Serving the public was nothing new to Bob Anthony, but public service was something different entirely.
In 1987, the shareholders voted to sell the C.R. Anthony Company to an investor group sponsored by Citicorp Venture Capital.
The $112 million transaction marked the largest venture capital investment in Oklahoma for more than a decade, and the value of the Anthony Company employee retirement trusts increased substantially.
The following year, Anthony launched his first of six victorious statewide political campaigns and was elected to the Oklahoma Corporation Commission.
“Somebody asked me to run,” Anthony said with a laugh. “I’d never been to the corporation commission.”

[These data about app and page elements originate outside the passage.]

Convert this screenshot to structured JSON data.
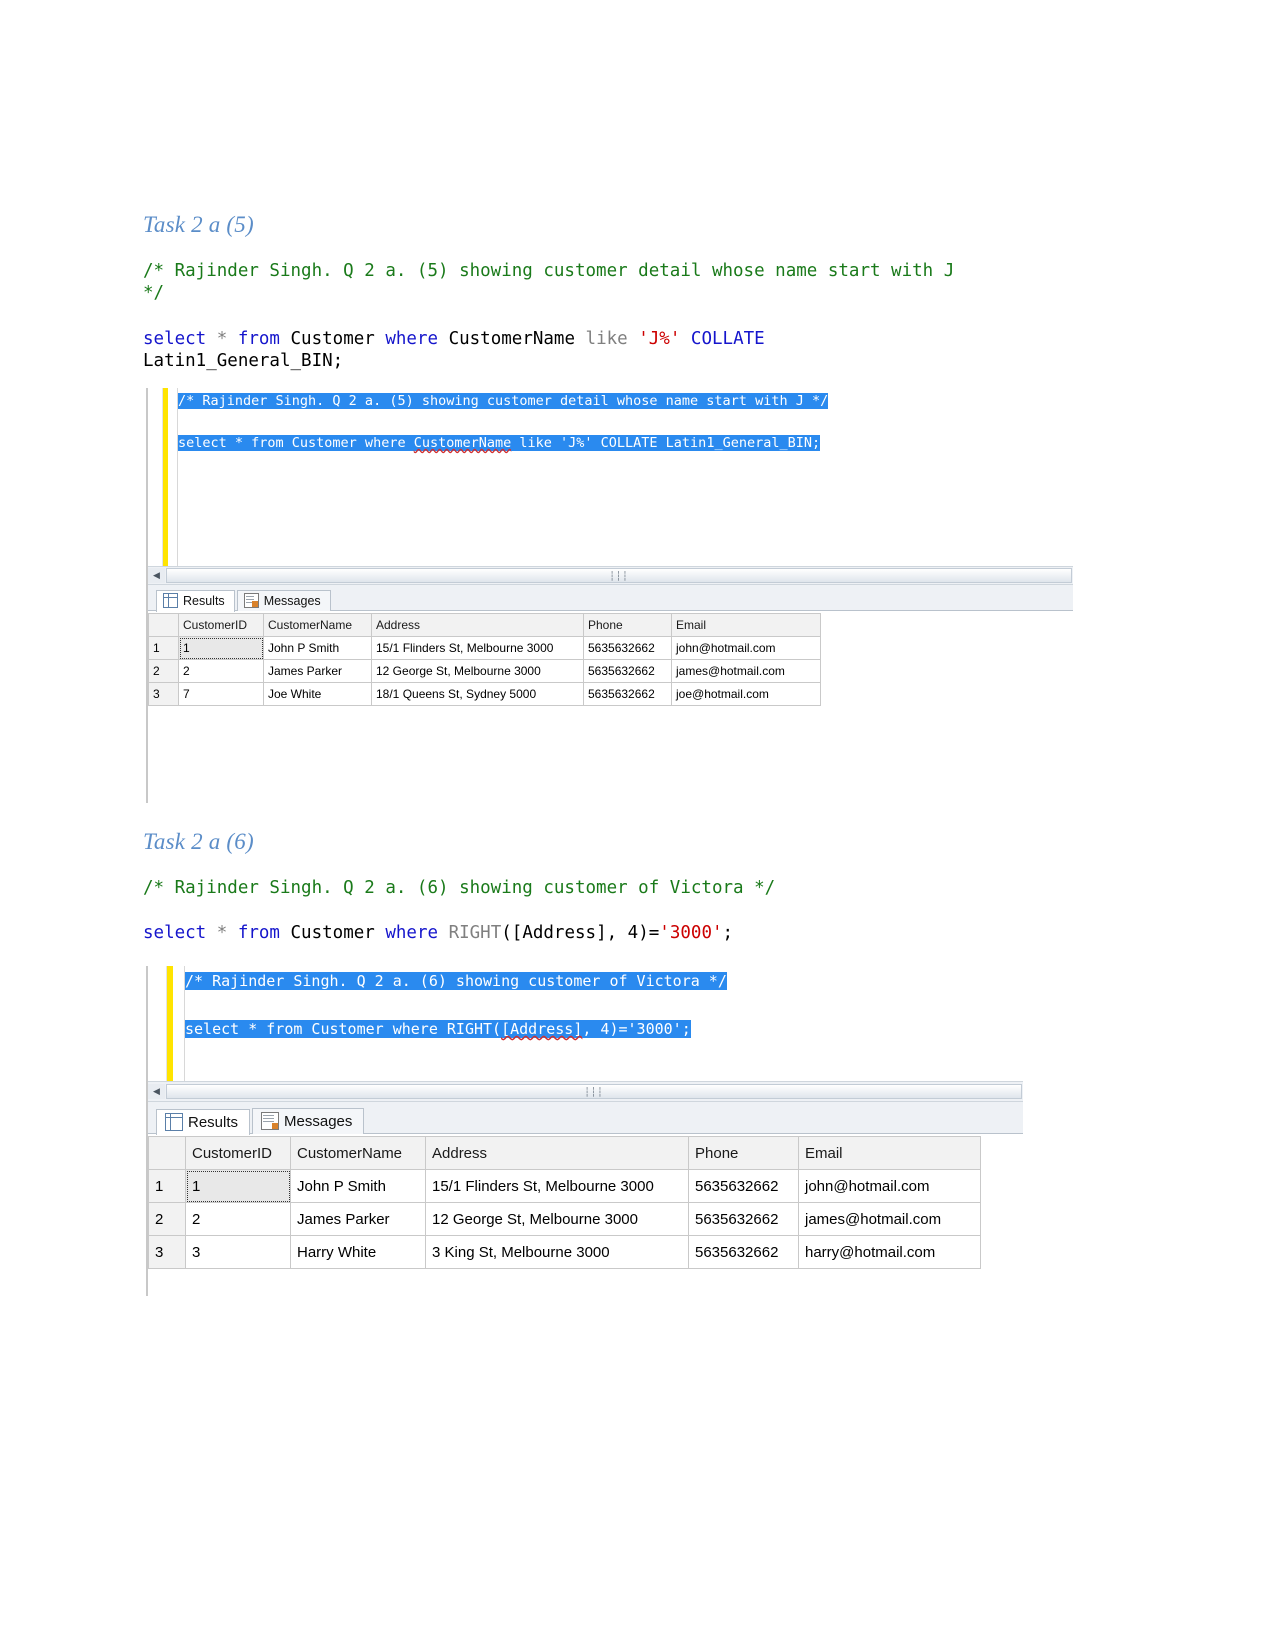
{
  "document": {
    "sections": [
      {
        "heading": "Task 2 a (5)",
        "comment_line1": "/* Rajinder Singh. Q 2 a. (5) showing customer detail whose name start with J",
        "comment_line2": "*/",
        "sql": {
          "select": "select",
          "star": " * ",
          "from": "from",
          "table": " Customer ",
          "where": "where",
          "column": " CustomerName ",
          "like": "like",
          "pattern": " 'J%' ",
          "collate": "COLLATE",
          "collation": "Latin1_General_BIN;"
        },
        "editor": {
          "line1": "/* Rajinder Singh. Q 2 a. (5) showing customer detail whose name start with J */",
          "line2": "",
          "line3_a": "select * from Customer where ",
          "line3_b": "CustomerName",
          "line3_c": " like 'J%' COLLATE Latin1_General_BIN;"
        },
        "tabs": [
          {
            "label": "Results",
            "icon": "grid-icon",
            "active": true
          },
          {
            "label": "Messages",
            "icon": "messages-icon",
            "active": false
          }
        ],
        "grid": {
          "columns": [
            "",
            "CustomerID",
            "CustomerName",
            "Address",
            "Phone",
            "Email"
          ],
          "rows": [
            {
              "n": "1",
              "cells": [
                "1",
                "John P Smith",
                "15/1 Flinders St, Melbourne 3000",
                "5635632662",
                "john@hotmail.com"
              ]
            },
            {
              "n": "2",
              "cells": [
                "2",
                "James Parker",
                "12 George St, Melbourne 3000",
                "5635632662",
                "james@hotmail.com"
              ]
            },
            {
              "n": "3",
              "cells": [
                "7",
                "Joe White",
                "18/1 Queens St, Sydney 5000",
                "5635632662",
                "joe@hotmail.com"
              ]
            }
          ]
        }
      },
      {
        "heading": "Task 2 a (6)",
        "comment_line1": "/* Rajinder Singh. Q 2 a. (6) showing customer of Victora */",
        "comment_line2": "",
        "sql": {
          "select": "select",
          "star": " * ",
          "from": "from",
          "table": " Customer ",
          "where": "where",
          "fn": " RIGHT",
          "args": "([Address], 4)=",
          "value": "'3000'",
          "semi": ";"
        },
        "editor": {
          "line1": "/* Rajinder Singh. Q 2 a. (6) showing customer of Victora */",
          "line2": "",
          "line3_a": "select * from Customer where RIGHT(",
          "line3_b": "[Address]",
          "line3_c": ", 4)='3000';"
        },
        "tabs": [
          {
            "label": "Results",
            "icon": "grid-icon",
            "active": true
          },
          {
            "label": "Messages",
            "icon": "messages-icon",
            "active": false
          }
        ],
        "grid": {
          "columns": [
            "",
            "CustomerID",
            "CustomerName",
            "Address",
            "Phone",
            "Email"
          ],
          "rows": [
            {
              "n": "1",
              "cells": [
                "1",
                "John P Smith",
                "15/1 Flinders St, Melbourne 3000",
                "5635632662",
                "john@hotmail.com"
              ]
            },
            {
              "n": "2",
              "cells": [
                "2",
                "James Parker",
                "12 George St, Melbourne 3000",
                "5635632662",
                "james@hotmail.com"
              ]
            },
            {
              "n": "3",
              "cells": [
                "3",
                "Harry White",
                "3 King St, Melbourne 3000",
                "5635632662",
                "harry@hotmail.com"
              ]
            }
          ]
        }
      }
    ],
    "scrollbar": {
      "grip": "⦀",
      "left_arrow": "◀"
    }
  },
  "colors": {
    "heading": "#5b8dc8",
    "comment": "#1a7a1a",
    "keyword": "#1515cc",
    "string": "#cc0000",
    "selection": "#2a8aef",
    "gutter_change": "#ffe400"
  }
}
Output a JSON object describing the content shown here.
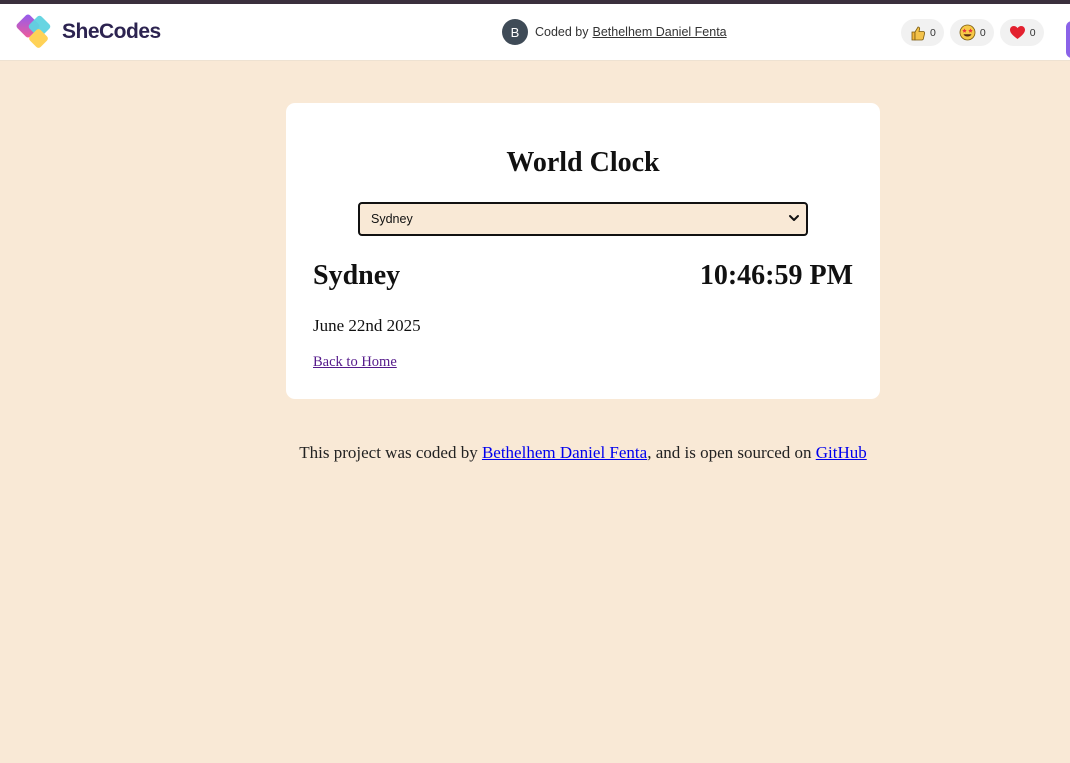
{
  "header": {
    "brand": "SheCodes",
    "coded_by_prefix": "Coded by",
    "author_name": "Bethelhem Daniel Fenta",
    "avatar_initial": "B",
    "reactions": [
      {
        "icon": "thumbs-up-icon",
        "count": "0"
      },
      {
        "icon": "star-struck-icon",
        "count": "0"
      },
      {
        "icon": "heart-icon",
        "count": "0"
      }
    ]
  },
  "card": {
    "title": "World Clock",
    "select_value": "Sydney",
    "city": "Sydney",
    "time": "10:46:59 PM",
    "date": "June 22nd 2025",
    "back_link": "Back to Home"
  },
  "footer": {
    "text_before": "This project was coded by ",
    "author_link": "Bethelhem Daniel Fenta",
    "text_middle": ", and is open sourced on ",
    "github_link": "GitHub"
  },
  "colors": {
    "page_background": "#f9e9d6",
    "brand_text": "#2c2350",
    "accent_purple": "#8a63e8"
  }
}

The Corporation Commission was established in 1907 by Article 9 of the Oklahoma Constitution, and the First Legislature gave the Commission authority to regulate public service corporations; defined as those businesses whose services are considered essential to the public welfare.
The legal principle for such regulation had been established in 1877 when the United States Supreme Court upheld a lower court ruling, Munn v. Illinois, that when a private company’s business affects the community at large, it becomes a public entity subject to state regulation.
Initially, the Corporation Commission regulated transportation and transmission companies, mostly railroads and telephone and telegraph companies.
The Second Legislature put oil pipelines under regulation. The Commission began regulating the prices of telephone calls in 1908 and telegrams in April 1912. Regulation of water, heat, light, and power rates began in 1913.
The Commission began regulating oil and gas in 1914 when it restricted oil drilling and production in the Cushing and Healdton fields to prevent waste when production exceeded pipeline transport capacity.
As an officer and then public servant, Anthony saw distinct similarities in his roles.
“Both of them have the same oath of office – to support, obey, and defend the constitution,” Anthony said. “It’s a sacred duty and I’m proud the good Lord has given me an opportunity to be in service.”
“The scriptures also call us to serve, not to be served.”
Anthony has long been an Oklahoma favorite. He garnered 60 percent of the vote in 2018 during his last re-election campaign with more than 700,000 votes and carrying all 77 counties to earn a sixth-consecutive term.
In 2000, he received more votes than any candidate for state office in Oklahoma history.
Anthony is the longest current serving public service commissioner in the United States.
Oklahoma is one of only 10 states where commissioners are elected by the public. Positions are appointed by the governor or legislature in the remaining states.
His work for un-covering corruption earned him the Federal Bureau of Investigation’s highest citizen award in 1995
“My record in office reflects independence and commitment to the public interest and general welfare,” Anthony said. “No one has accused me of being owned by any special interest group.”
Many Oklahomans have fond memories of Anthony’s department stores. Whether it was shopping for new school clothes in August or Christmas presents in December, customers were always met with a smiling face at the register.
“The friendliest store in town” was C.R. Anthony’s slogan along with the idea of determining not how much, but how little something could be sold and still earn a profit.
Bob Anthony learned from an early age that if you worked for your customers and your employees everything else would fall into place.
And if he ever forgets, all he has to do is open that little wooden box.